When I joined FLG in 2020, I brought 20+ years of experience as a finance executive and CFO to the firm. My current focus is technology businesses, including B2B Software and Consumer platforms as well as Healthcare and Life Sciences. I help teams drive strategies as they plan for growth, fundraising, M&A, restructuring, scaling business operations as well as providing board advisory support.
Over the course of my career as a Chief Financial Officer, I have faced the challenge of cash management at almost every company I have worked with, ranging from high-growth emerging companies to larger, more established enterprises restructuring and making acquisitions. These enlightening opportunities have shown me five important lessons when balancing cashflow needs and uses, regardless of sector, stage of growth, or level of complexity of business operations:
- Don’t Just Plan for Success
- Always Develop a 13-week Cash Forecast
- Understand All Working Capital Requirements
- Raise Cash Well in Advance of Cash Needs
- Leverage Multiple Sources for Cash Financing
Don’t Just Plan for Success
As a CFO, you always need to plan for several different scenarios, from worst case to best case and many in between. You need to be proactive and be ready to act upon each one as actuals come through. At one of my clients, I learned this lesson the hard way, having been brought in after the previous CFO had forecast too rosy a scenario when it came to cash availability. Ultimately, I was able to work with the management team to develop a better set of “early-warning” signposts to guide decision making about investments, from hiring to inventory.
Always Develop a 13-Week Cash Forecast
A 13-week continually updated cash forecast is one of my “go-to” tools as a CFO. This couldn’t be more important now as we see the economy cooling down. This simple tool, updated weekly, uses weekly cash inflows and outflows to forecast your company’s net cash usage. I send it to the CEO every Monday morning so that we are always on the same page when it comes to sources and uses of funds.
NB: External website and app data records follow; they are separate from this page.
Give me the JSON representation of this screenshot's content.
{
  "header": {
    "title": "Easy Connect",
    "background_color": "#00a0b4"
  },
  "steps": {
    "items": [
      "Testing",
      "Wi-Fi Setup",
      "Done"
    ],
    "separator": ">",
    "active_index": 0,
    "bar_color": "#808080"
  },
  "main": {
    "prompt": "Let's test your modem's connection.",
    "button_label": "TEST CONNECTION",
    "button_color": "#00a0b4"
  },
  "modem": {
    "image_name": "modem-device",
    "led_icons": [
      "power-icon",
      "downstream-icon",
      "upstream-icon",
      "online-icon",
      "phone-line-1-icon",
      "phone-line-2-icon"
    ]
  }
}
At one of my life-science clients, it took us almost four months to get from a Terms Sheet to a closed deal ($75M Series B). But thanks to my 13-Week Cash Forecast, I could continue to provide both the board and management team with full visibility to our cash position. This was key because we had an agreed to “Cash Zero” threshold triggering Convertible Debt from existing investors.
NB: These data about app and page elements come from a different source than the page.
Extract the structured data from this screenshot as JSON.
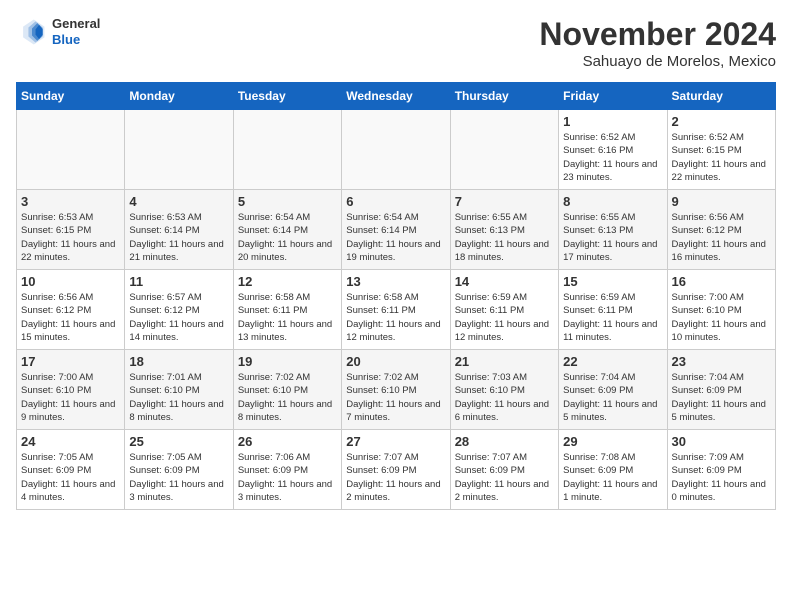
{
  "header": {
    "logo_line1": "General",
    "logo_line2": "Blue",
    "month": "November 2024",
    "location": "Sahuayo de Morelos, Mexico"
  },
  "weekdays": [
    "Sunday",
    "Monday",
    "Tuesday",
    "Wednesday",
    "Thursday",
    "Friday",
    "Saturday"
  ],
  "weeks": [
    [
      {
        "day": "",
        "info": ""
      },
      {
        "day": "",
        "info": ""
      },
      {
        "day": "",
        "info": ""
      },
      {
        "day": "",
        "info": ""
      },
      {
        "day": "",
        "info": ""
      },
      {
        "day": "1",
        "info": "Sunrise: 6:52 AM\nSunset: 6:16 PM\nDaylight: 11 hours and 23 minutes."
      },
      {
        "day": "2",
        "info": "Sunrise: 6:52 AM\nSunset: 6:15 PM\nDaylight: 11 hours and 22 minutes."
      }
    ],
    [
      {
        "day": "3",
        "info": "Sunrise: 6:53 AM\nSunset: 6:15 PM\nDaylight: 11 hours and 22 minutes."
      },
      {
        "day": "4",
        "info": "Sunrise: 6:53 AM\nSunset: 6:14 PM\nDaylight: 11 hours and 21 minutes."
      },
      {
        "day": "5",
        "info": "Sunrise: 6:54 AM\nSunset: 6:14 PM\nDaylight: 11 hours and 20 minutes."
      },
      {
        "day": "6",
        "info": "Sunrise: 6:54 AM\nSunset: 6:14 PM\nDaylight: 11 hours and 19 minutes."
      },
      {
        "day": "7",
        "info": "Sunrise: 6:55 AM\nSunset: 6:13 PM\nDaylight: 11 hours and 18 minutes."
      },
      {
        "day": "8",
        "info": "Sunrise: 6:55 AM\nSunset: 6:13 PM\nDaylight: 11 hours and 17 minutes."
      },
      {
        "day": "9",
        "info": "Sunrise: 6:56 AM\nSunset: 6:12 PM\nDaylight: 11 hours and 16 minutes."
      }
    ],
    [
      {
        "day": "10",
        "info": "Sunrise: 6:56 AM\nSunset: 6:12 PM\nDaylight: 11 hours and 15 minutes."
      },
      {
        "day": "11",
        "info": "Sunrise: 6:57 AM\nSunset: 6:12 PM\nDaylight: 11 hours and 14 minutes."
      },
      {
        "day": "12",
        "info": "Sunrise: 6:58 AM\nSunset: 6:11 PM\nDaylight: 11 hours and 13 minutes."
      },
      {
        "day": "13",
        "info": "Sunrise: 6:58 AM\nSunset: 6:11 PM\nDaylight: 11 hours and 12 minutes."
      },
      {
        "day": "14",
        "info": "Sunrise: 6:59 AM\nSunset: 6:11 PM\nDaylight: 11 hours and 12 minutes."
      },
      {
        "day": "15",
        "info": "Sunrise: 6:59 AM\nSunset: 6:11 PM\nDaylight: 11 hours and 11 minutes."
      },
      {
        "day": "16",
        "info": "Sunrise: 7:00 AM\nSunset: 6:10 PM\nDaylight: 11 hours and 10 minutes."
      }
    ],
    [
      {
        "day": "17",
        "info": "Sunrise: 7:00 AM\nSunset: 6:10 PM\nDaylight: 11 hours and 9 minutes."
      },
      {
        "day": "18",
        "info": "Sunrise: 7:01 AM\nSunset: 6:10 PM\nDaylight: 11 hours and 8 minutes."
      },
      {
        "day": "19",
        "info": "Sunrise: 7:02 AM\nSunset: 6:10 PM\nDaylight: 11 hours and 8 minutes."
      },
      {
        "day": "20",
        "info": "Sunrise: 7:02 AM\nSunset: 6:10 PM\nDaylight: 11 hours and 7 minutes."
      },
      {
        "day": "21",
        "info": "Sunrise: 7:03 AM\nSunset: 6:10 PM\nDaylight: 11 hours and 6 minutes."
      },
      {
        "day": "22",
        "info": "Sunrise: 7:04 AM\nSunset: 6:09 PM\nDaylight: 11 hours and 5 minutes."
      },
      {
        "day": "23",
        "info": "Sunrise: 7:04 AM\nSunset: 6:09 PM\nDaylight: 11 hours and 5 minutes."
      }
    ],
    [
      {
        "day": "24",
        "info": "Sunrise: 7:05 AM\nSunset: 6:09 PM\nDaylight: 11 hours and 4 minutes."
      },
      {
        "day": "25",
        "info": "Sunrise: 7:05 AM\nSunset: 6:09 PM\nDaylight: 11 hours and 3 minutes."
      },
      {
        "day": "26",
        "info": "Sunrise: 7:06 AM\nSunset: 6:09 PM\nDaylight: 11 hours and 3 minutes."
      },
      {
        "day": "27",
        "info": "Sunrise: 7:07 AM\nSunset: 6:09 PM\nDaylight: 11 hours and 2 minutes."
      },
      {
        "day": "28",
        "info": "Sunrise: 7:07 AM\nSunset: 6:09 PM\nDaylight: 11 hours and 2 minutes."
      },
      {
        "day": "29",
        "info": "Sunrise: 7:08 AM\nSunset: 6:09 PM\nDaylight: 11 hours and 1 minute."
      },
      {
        "day": "30",
        "info": "Sunrise: 7:09 AM\nSunset: 6:09 PM\nDaylight: 11 hours and 0 minutes."
      }
    ]
  ]
}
Understand All Your Working Capital Requirements
This fourth CFO lesson around cash management is self-evident but so important. You need to fully understand what is burning cash so you can better manage the timing of your receipts and payments. As a CFO, you should always resist the urge to collect payments faster or pay late! Frankly, this type of response just hurts your business relationships and might even be considered unethical. Your vendors and suppliers are likely trying to conserve cash too, so reducing their receivables won’t engender positive vibes! You are better off working with them to extend to net 45 or 60 day terms on payment schedules. This way cash flows are more predictable all the way round. My rule of thumb? Communication and predictability lead to better cash management.
Raise Cash Well in Advance of Cash Needs
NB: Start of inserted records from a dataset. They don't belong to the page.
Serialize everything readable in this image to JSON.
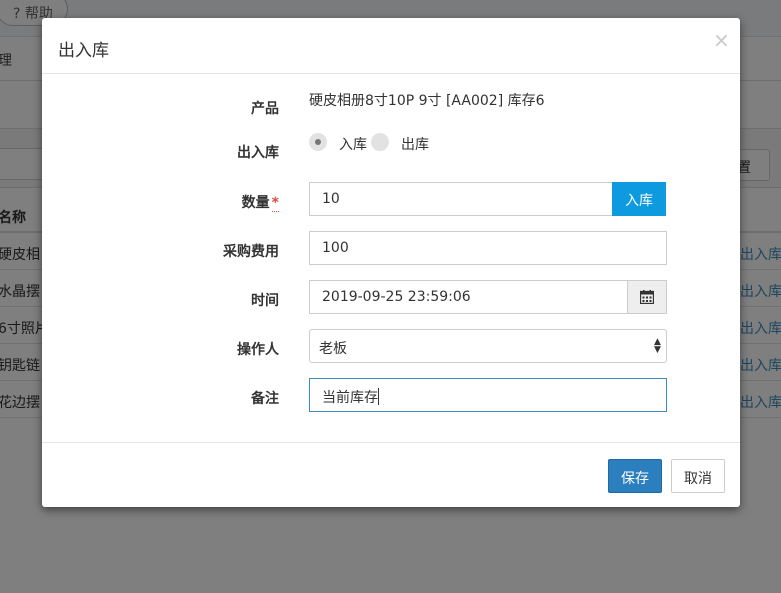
{
  "background": {
    "help_label": "? 帮助",
    "subheader_text": "理",
    "settings_button": "置",
    "table_header": "名称",
    "rows": [
      {
        "name": "硬皮相",
        "action": "出入库"
      },
      {
        "name": "水晶摆",
        "action": "出入库"
      },
      {
        "name": "6寸照片",
        "action": "出入库"
      },
      {
        "name": "钥匙链",
        "action": "出入库"
      },
      {
        "name": "花边摆",
        "action": "出入库"
      }
    ]
  },
  "modal": {
    "title": "出入库",
    "close": "×",
    "product_label": "产品",
    "product_value": "硬皮相册8寸10P 9寸 [AA002] 库存6",
    "direction_label": "出入库",
    "direction_options": [
      {
        "label": "入库",
        "checked": true
      },
      {
        "label": "出库",
        "checked": false
      }
    ],
    "quantity_label": "数量",
    "required_mark": "*",
    "quantity_value": "10",
    "quantity_addon": "入库",
    "cost_label": "采购费用",
    "cost_value": "100",
    "time_label": "时间",
    "time_value": "2019-09-25 23:59:06",
    "operator_label": "操作人",
    "operator_value": "老板",
    "note_label": "备注",
    "note_value": "当前库存",
    "save_button": "保存",
    "cancel_button": "取消"
  },
  "icons": {
    "calendar": "calendar-icon",
    "select_arrows": "chevron-updown-icon",
    "close": "close-icon"
  },
  "colors": {
    "primary": "#2c7fbf",
    "addon": "#0e9ade",
    "link": "#3c8dbc",
    "required": "#dd4b39"
  }
}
Raising cash financing always takes longer than you expected and for reasons often beyond your control. Add to this the fact that having less cash on hand than you need is a major “faux pas” in front of investors & lenders and undercuts your credibility as a CFO. But remember that your company’s “cash out date” is not equivalent to zero in the bank; you just want to avoid being in the “zone of insolvency.” So, your tax and payroll liabilities always need to be paid up in full as well as any obligations from existing loans. You then need to be able to demonstrate that you can meet your cash obligations at any time for at least the next 12 months (the “going concern” test). Just make sure to pad your cash financing milestones in case your fundraising encounters a longer timeframe than you expect.
Leverage Multiple Sources for Cash Financing
When raising cash, experienced CFOs know to always draw down as much cash as you can from any credit facilities you have available – while leaving some room for covenant compliance (if you have any). If you are tight on cash, the right time to ask your banks for covenant relief is after you draw down on your lines of credit. A higher outstanding loan balance is leverage for you with banking partners. No banker wants a default. You just need to show that you can meet interest and principal payments – that’s really what matters to them. And you should always look for every opportunity to raise cash, tapping into multiple sources of financing.
For example, after raising a $30M Series B for one of my clients, I obtained several term sheets for an additional $10M venture debt loan facility. That’s not out of the ordinary if you had already raised a round with a group of reputable VC firms. But on top of the Series B and venture debt, I was able to strike a partnership deal that alleviated a large percentage of accounts receivables for one of their lines of business.
These five strategies for better cash management are time-tested and timeless. But they are particularly germane in times like these when markets are tight. If you need cash management talent you’ve landed in the right place. FLG’s CFOs are happy to help your company raise working capital to fund your needs.